> [Required action]: What you return should be the entries, unchanged, without their pictures.

(Saved data entries)

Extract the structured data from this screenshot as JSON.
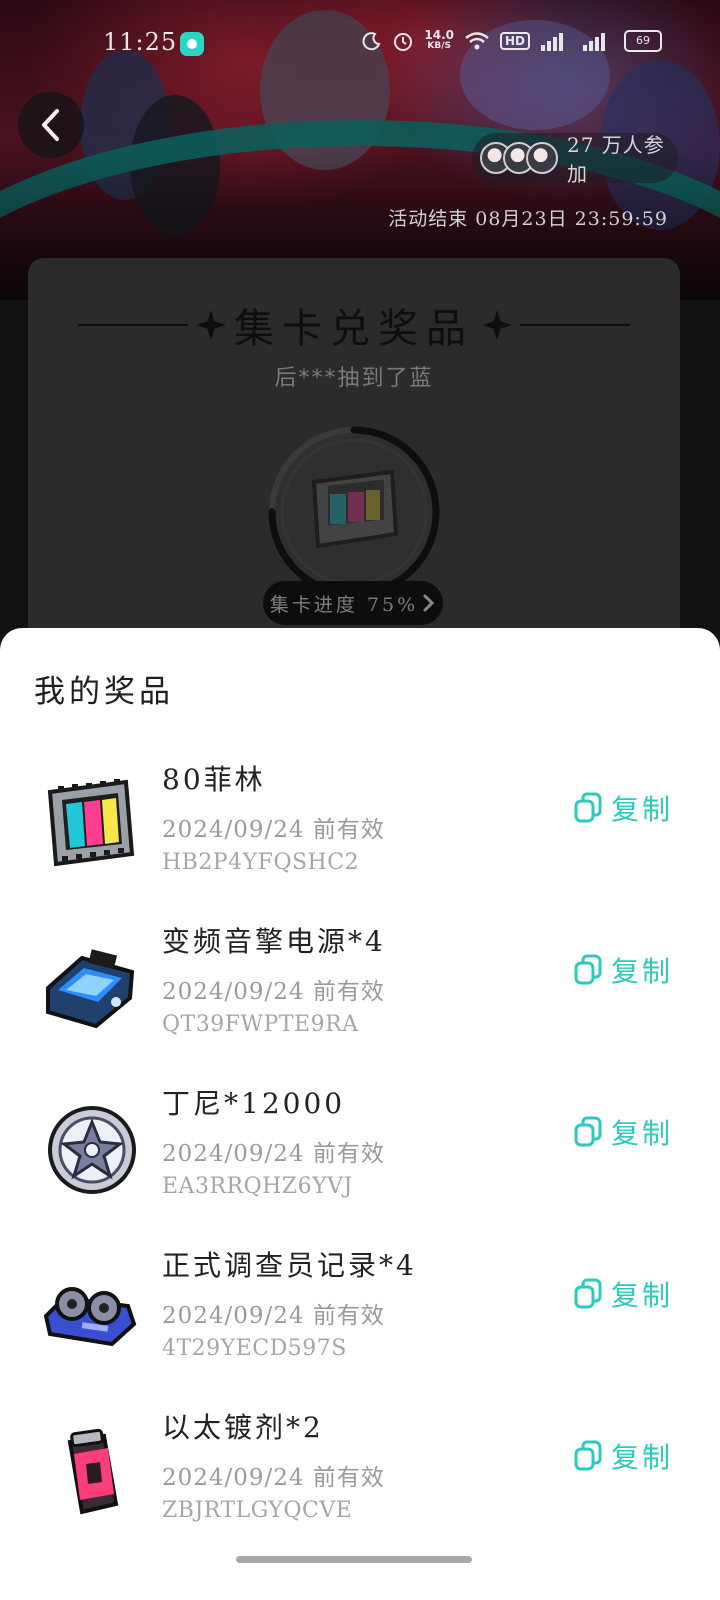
{
  "status_bar": {
    "time": "11:25",
    "net_speed_value": "14.0",
    "net_speed_unit": "KB/S",
    "hd_badge": "HD",
    "battery": "69"
  },
  "header": {
    "participants": "27 万人参加",
    "end_time": "活动结束 08月23日 23:59:59"
  },
  "card": {
    "title": "集卡兑奖品",
    "ticker": "后***抽到了蓝",
    "progress_label": "集卡进度 75%",
    "progress_value": 0.75
  },
  "sheet": {
    "title": "我的奖品",
    "copy_label": "复制",
    "prizes": [
      {
        "name": "80菲林",
        "validity": "2024/09/24 前有效",
        "code": "HB2P4YFQSHC2",
        "icon": "film-icon"
      },
      {
        "name": "变频音擎电源*4",
        "validity": "2024/09/24 前有效",
        "code": "QT39FWPTE9RA",
        "icon": "power-supply-icon"
      },
      {
        "name": "丁尼*12000",
        "validity": "2024/09/24 前有效",
        "code": "EA3RRQHZ6YVJ",
        "icon": "coin-icon"
      },
      {
        "name": "正式调查员记录*4",
        "validity": "2024/09/24 前有效",
        "code": "4T29YECD597S",
        "icon": "tape-reel-icon"
      },
      {
        "name": "以太镀剂*2",
        "validity": "2024/09/24 前有效",
        "code": "ZBJRTLGYQCVE",
        "icon": "spray-can-icon"
      }
    ]
  },
  "colors": {
    "accent": "#2cc9bc",
    "sheet_bg": "#ffffff",
    "card_bg": "#2b2b2b"
  }
}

> [Result of this exercise]:
Extract the structured data from this screenshot as JSON.
{
  "status_bar": {
    "time": "11:25",
    "net_speed_value": "14.0",
    "net_speed_unit": "KB/S",
    "hd_badge": "HD",
    "battery": "69"
  },
  "header": {
    "participants": "27 万人参加",
    "end_time": "活动结束 08月23日 23:59:59"
  },
  "card": {
    "title": "集卡兑奖品",
    "ticker": "后***抽到了蓝",
    "progress_label": "集卡进度 75%",
    "progress_value": 0.75
  },
  "sheet": {
    "title": "我的奖品",
    "copy_label": "复制",
    "prizes": [
      {
        "name": "80菲林",
        "validity": "2024/09/24 前有效",
        "code": "HB2P4YFQSHC2",
        "icon": "film-icon"
      },
      {
        "name": "变频音擎电源*4",
        "validity": "2024/09/24 前有效",
        "code": "QT39FWPTE9RA",
        "icon": "power-supply-icon"
      },
      {
        "name": "丁尼*12000",
        "validity": "2024/09/24 前有效",
        "code": "EA3RRQHZ6YVJ",
        "icon": "coin-icon"
      },
      {
        "name": "正式调查员记录*4",
        "validity": "2024/09/24 前有效",
        "code": "4T29YECD597S",
        "icon": "tape-reel-icon"
      },
      {
        "name": "以太镀剂*2",
        "validity": "2024/09/24 前有效",
        "code": "ZBJRTLGYQCVE",
        "icon": "spray-can-icon"
      }
    ]
  },
  "colors": {
    "accent": "#2cc9bc",
    "sheet_bg": "#ffffff",
    "card_bg": "#2b2b2b"
  }
}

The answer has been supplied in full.